[Page and application data records]

= Beginning of Section =

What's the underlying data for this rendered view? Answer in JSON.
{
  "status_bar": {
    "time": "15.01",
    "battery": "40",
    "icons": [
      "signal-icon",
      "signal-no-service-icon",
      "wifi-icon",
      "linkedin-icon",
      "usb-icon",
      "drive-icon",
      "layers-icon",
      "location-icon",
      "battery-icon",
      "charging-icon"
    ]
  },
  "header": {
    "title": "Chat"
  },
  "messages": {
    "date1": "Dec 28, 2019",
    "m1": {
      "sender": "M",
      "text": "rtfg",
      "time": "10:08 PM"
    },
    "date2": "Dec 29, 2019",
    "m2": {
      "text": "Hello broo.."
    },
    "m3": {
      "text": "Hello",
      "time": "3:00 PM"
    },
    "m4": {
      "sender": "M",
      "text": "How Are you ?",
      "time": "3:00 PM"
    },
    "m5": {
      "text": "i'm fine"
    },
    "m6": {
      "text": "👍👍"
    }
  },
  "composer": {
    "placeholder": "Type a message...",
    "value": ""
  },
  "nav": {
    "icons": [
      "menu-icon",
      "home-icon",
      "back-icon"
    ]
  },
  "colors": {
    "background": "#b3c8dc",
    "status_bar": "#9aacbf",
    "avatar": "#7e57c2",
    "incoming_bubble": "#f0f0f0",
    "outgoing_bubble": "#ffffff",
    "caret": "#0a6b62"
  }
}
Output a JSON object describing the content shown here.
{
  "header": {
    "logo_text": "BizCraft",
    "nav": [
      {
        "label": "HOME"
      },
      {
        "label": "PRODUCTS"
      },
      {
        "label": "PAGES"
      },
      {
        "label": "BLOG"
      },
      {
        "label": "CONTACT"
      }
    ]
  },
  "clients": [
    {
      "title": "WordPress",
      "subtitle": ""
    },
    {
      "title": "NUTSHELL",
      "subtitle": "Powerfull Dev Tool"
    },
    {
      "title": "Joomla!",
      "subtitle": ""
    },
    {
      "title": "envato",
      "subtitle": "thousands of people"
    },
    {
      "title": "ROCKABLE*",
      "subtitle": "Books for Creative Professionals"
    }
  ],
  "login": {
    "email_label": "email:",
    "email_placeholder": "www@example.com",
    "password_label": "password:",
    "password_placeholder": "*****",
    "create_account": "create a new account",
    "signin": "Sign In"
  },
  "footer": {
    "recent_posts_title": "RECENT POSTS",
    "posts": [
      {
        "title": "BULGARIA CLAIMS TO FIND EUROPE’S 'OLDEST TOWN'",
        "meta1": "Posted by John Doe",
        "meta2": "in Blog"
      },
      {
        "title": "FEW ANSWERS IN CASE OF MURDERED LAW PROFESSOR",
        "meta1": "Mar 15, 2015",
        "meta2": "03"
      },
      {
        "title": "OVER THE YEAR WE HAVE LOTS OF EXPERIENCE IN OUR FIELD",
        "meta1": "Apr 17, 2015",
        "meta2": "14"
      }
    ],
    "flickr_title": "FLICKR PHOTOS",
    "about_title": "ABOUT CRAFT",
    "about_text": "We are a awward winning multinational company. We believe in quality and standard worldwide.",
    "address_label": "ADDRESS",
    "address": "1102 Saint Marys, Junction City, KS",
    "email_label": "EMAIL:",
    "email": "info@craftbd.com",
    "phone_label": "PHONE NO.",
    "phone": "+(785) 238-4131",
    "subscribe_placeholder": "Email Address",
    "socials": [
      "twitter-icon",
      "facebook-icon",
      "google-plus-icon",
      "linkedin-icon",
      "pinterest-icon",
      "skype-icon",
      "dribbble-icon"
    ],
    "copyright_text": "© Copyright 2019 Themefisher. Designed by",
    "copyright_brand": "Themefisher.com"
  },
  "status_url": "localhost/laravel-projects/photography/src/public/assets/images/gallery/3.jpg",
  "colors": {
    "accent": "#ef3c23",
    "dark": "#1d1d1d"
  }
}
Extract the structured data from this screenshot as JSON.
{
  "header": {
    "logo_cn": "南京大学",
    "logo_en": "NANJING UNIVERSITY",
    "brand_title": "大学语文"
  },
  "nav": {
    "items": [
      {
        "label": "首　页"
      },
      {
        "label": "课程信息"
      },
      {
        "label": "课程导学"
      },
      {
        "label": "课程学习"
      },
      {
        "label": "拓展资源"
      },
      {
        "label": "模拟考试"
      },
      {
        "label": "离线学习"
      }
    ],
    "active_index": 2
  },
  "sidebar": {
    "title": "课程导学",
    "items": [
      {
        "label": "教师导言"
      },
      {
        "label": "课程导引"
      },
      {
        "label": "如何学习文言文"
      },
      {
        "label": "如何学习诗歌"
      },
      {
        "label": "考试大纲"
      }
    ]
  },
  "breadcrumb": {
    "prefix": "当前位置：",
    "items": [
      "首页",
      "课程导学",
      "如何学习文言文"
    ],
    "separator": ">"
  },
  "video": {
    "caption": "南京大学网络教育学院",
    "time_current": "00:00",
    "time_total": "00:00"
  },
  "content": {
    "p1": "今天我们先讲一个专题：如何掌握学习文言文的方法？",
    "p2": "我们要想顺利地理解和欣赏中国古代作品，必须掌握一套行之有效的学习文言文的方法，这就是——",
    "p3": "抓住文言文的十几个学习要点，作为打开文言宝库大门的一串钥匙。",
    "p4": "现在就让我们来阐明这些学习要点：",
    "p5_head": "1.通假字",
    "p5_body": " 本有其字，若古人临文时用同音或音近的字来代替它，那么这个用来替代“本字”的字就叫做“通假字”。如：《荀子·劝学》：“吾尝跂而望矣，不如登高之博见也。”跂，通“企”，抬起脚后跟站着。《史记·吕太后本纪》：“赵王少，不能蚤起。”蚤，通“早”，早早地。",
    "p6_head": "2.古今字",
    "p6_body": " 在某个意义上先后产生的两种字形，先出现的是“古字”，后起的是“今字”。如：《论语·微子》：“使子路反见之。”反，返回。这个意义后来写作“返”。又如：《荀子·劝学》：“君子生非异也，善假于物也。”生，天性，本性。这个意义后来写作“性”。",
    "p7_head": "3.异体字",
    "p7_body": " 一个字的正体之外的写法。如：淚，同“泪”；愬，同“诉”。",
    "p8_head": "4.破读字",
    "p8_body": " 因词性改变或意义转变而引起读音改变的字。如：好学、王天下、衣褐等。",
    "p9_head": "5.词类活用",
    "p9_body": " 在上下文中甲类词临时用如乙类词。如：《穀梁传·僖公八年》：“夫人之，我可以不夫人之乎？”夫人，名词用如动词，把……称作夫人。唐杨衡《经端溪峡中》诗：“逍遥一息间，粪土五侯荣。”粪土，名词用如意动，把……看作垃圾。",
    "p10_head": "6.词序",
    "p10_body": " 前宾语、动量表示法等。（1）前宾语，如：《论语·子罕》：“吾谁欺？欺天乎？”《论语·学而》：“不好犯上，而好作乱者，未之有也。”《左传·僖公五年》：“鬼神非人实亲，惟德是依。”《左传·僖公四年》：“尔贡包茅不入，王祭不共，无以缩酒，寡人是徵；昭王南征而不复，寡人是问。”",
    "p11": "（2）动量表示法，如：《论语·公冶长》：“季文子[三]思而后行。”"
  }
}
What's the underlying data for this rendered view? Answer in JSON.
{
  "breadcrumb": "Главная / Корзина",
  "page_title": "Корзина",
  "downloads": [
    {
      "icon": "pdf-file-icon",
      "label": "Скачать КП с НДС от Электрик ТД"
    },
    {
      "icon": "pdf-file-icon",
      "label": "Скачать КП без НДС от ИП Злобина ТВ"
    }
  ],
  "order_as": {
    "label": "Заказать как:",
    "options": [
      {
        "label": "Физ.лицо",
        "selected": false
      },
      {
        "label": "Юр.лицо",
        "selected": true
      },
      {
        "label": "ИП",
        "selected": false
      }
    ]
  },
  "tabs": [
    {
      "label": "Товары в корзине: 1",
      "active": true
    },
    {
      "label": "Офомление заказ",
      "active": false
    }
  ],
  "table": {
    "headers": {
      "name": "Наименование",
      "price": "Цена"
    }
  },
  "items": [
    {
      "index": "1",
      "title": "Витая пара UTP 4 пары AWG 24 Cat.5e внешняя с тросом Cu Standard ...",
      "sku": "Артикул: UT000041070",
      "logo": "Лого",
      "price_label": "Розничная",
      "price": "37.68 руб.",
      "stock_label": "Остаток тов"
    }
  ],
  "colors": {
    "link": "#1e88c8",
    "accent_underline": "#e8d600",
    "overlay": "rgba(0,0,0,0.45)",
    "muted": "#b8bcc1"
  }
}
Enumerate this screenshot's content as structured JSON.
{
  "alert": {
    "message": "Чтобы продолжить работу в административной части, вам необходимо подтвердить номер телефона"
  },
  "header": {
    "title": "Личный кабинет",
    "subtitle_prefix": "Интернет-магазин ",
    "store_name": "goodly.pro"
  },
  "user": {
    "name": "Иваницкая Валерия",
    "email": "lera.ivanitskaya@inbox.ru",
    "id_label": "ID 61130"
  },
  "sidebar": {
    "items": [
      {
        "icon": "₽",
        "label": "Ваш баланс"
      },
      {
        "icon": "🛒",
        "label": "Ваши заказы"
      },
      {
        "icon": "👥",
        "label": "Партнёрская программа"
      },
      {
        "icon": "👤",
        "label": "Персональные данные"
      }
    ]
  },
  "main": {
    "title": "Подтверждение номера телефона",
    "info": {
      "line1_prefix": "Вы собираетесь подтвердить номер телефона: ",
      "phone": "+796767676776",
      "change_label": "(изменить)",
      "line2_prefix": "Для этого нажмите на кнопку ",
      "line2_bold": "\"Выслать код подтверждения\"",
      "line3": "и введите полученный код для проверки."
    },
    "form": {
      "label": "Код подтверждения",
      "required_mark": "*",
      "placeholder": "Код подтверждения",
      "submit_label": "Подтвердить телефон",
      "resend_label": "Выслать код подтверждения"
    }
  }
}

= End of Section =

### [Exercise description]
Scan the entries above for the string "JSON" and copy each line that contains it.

### [Result of the task]
What's the underlying data for this rendered view? Answer in JSON.
Output a JSON object describing the content shown here.
Extract the structured data from this screenshot as JSON.
What's the underlying data for this rendered view? Answer in JSON.
Enumerate this screenshot's content as structured JSON.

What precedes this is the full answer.